This year’s two big Greek-American anniversaries, the one hundred years since the official establishment of the Greek Orthodox Archdiocese and AHEPA in 1922, were somewhat overshadowed by the bicentennial of the Greek revolution and the somber centenary of the Asia Minor Disaster.
Yet one event earlier in October stands out. Hellenic College/Holy Cross organized a very successful two-day conference on the one-hundred-year history of the Greek Orthodox Archdiocese of America at the Maliotis Cultural Center on its campus in Brookline, MA. Unfortunately, the conference was overshadowed by the visit of the Patriarch of Alexandria Theodoros II and the annual meeting of the Archons, the members of the Order of Saint Andrew, in New York.
The conference was put together by Archimandrite Anton Vrame (whom everyone addressed as Fr. Tony) and Dr. James Skedros, both of whom teach at HCHC. There were twenty-five speakers, about half were academics and researchers, the other half clerics, including Metropolitan Cleopas of Sweden.
I had the distinct honor of delivering the keynote address on the interrelationship of the Church and the Greek-American community in the twentieth century.

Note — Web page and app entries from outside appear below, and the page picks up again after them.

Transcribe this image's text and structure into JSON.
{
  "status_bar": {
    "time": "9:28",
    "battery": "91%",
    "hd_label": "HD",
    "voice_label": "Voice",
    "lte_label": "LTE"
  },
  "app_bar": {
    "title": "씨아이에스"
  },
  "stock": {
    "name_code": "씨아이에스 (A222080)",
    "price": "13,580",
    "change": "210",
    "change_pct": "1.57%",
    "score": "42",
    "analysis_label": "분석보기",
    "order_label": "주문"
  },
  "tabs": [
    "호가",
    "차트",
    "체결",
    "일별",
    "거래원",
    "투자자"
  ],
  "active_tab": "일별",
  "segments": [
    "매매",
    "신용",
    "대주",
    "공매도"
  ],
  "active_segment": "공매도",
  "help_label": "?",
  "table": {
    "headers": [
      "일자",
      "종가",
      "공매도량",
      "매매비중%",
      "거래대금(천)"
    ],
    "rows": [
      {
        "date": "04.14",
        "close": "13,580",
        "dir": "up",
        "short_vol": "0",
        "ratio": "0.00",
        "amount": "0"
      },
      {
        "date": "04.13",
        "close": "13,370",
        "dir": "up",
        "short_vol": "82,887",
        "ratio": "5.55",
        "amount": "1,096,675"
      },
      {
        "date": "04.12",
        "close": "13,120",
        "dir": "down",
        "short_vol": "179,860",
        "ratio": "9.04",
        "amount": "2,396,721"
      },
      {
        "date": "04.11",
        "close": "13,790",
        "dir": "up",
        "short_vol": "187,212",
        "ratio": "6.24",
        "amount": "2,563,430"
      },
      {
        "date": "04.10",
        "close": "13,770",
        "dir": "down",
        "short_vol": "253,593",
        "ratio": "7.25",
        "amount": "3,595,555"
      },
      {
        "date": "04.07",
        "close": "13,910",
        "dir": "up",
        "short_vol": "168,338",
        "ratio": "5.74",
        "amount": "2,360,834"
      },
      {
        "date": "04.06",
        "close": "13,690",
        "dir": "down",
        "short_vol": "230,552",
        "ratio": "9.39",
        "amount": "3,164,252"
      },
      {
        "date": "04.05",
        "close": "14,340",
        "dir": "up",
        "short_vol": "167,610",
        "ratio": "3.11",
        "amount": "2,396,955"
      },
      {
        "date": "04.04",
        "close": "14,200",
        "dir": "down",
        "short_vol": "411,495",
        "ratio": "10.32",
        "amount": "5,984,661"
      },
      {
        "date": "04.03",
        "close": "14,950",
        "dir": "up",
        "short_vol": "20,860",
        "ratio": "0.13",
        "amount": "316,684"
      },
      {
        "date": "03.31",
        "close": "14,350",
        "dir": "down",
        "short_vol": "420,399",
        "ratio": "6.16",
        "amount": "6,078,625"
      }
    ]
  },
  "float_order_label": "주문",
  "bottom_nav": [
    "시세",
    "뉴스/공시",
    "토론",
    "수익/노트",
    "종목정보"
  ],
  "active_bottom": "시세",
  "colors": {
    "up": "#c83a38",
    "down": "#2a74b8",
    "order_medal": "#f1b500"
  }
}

A while ago, when I was working on a book about the history of Greek Orthodoxy in America and its place in Greek American life, I became keenly aware of the lack of in-depth studies of the Church’s history. It was therefore a pleasant surprise to be listening to fact-based and critically-minded presentations which addressed both the good periods as well as the not so good periods of that history. By this I do not mean there was full-scale revisionism of the accepted narrative of the Church’s historical trajectory. There were celebratory exclamation marks in several presentations. But by no means was the conference an exercise in panegyrics – instead it was a collective, serious reflection on the Archdiocese’s evolution.
The topics addressed were varied and the presentations generated lively questions and answers. The first panel was on governance issues that was made up of James Skedros, the Archimandrite Bartholomew Mercado, Professor Alexandros Kyrou, Fr. Alkiviadis Calivas, and the Rev. Dr. Patrick Viscuso addressed the Archdiocese’s early history and the role of leaders such as Ecumenical Patriarch Meletios, Metropolitan Damaskinos who paved the way for Archbishop Athenagoras, and canonical issues of Church governance. The second panel, which included Fr. Luke Veronis, Dr. Fevronia Soumakis, and Professor Aristotle Michopoulos reminded the audience of the missionary work the Archdiocese conducts, the role of women in what appears to outsiders as an organization that relies exclusively on the service of men, and the huge and very difficult task of promoting the Greek language which the Greek Orthodox Church shoulders in America.
One cannot understand the history of the Archdiocese without evaluating the role of its leaders, and the third panel did just that. James Skedros spoke about Archbishop Alexander, who had to deal with the deep political polarization (based on politics in Greece) that had divided Greek-Americans in the 1920s. Matthew Namee spoke about an unknown aspect of Archbishop Athenagoras’ tenure in the 1930s and 1940s, revealing the prelate’s intense identification with America, its values, and policies. Archbishop Michael’s tenure in the 1950s is often forgotten, and Fr. Makarios Niakoros’ paper sought to highlight his many achievements. Dr. Andrew Walsh followed with a balanced, sober assessment of Archbishop Spyridon and Fr. Theodore Stylianopoulos made a strong case for remembering Archbishop Demetrios’ achievements.
In the next panel Professor Aristotle Papanikolaou examined a report on the future generated by the Archdiocese in 1990, Professor Vassiliki Limberis made an eloquent case for the enhanced use of music by the Church to attract young people, and Menios Papadimitriou reflected on Greek Orthodox subjectivity.
The second day began with a panel on the most important figure of Greek Orthodoxy in America, Archbishop Iakovos. The speakers included Metropolitan Cleopas, Fr. Tony Vrame, and Andrew Walsh.
The next panel addressed Orthodox unity and the Rev. Nickolas Apostola spoke about the failed attempt at unity at Ligonier, PA in 1994 and its aftermath while Nick Anton the Director of Operations for the Assembly of Canonical Orthodox Bishops of the USA spoke about the current situation.
The penultimate panel examined varied aspects of the Church’s liturgical life with presentations from Rev. Dr. Stelyios Muskuris on engaging America, Professor George Demakopoulos on an instance of misplaced anti-Jewish rhetoric, Richard Barret on the revival of Byzantine chant, and Metropolitan Gerasimos of San Francisco on translations of the liturgy and services. The last panel addressed the Church’s entanglement in political issues with presentations from Rev. Bohdan Hladio on Ukrainian Orthodoxy, the Rev. Oliver Herbel on the Cold War era, and Mathew Namee on the interpretation of the Ecumenical Patriarchate’s geopolitical jurisdiction.
It was a small-scale conference, more like a workshop, and well worth attending. The proceedings are available on the YouTube channel of the Maliotis Cultural Center.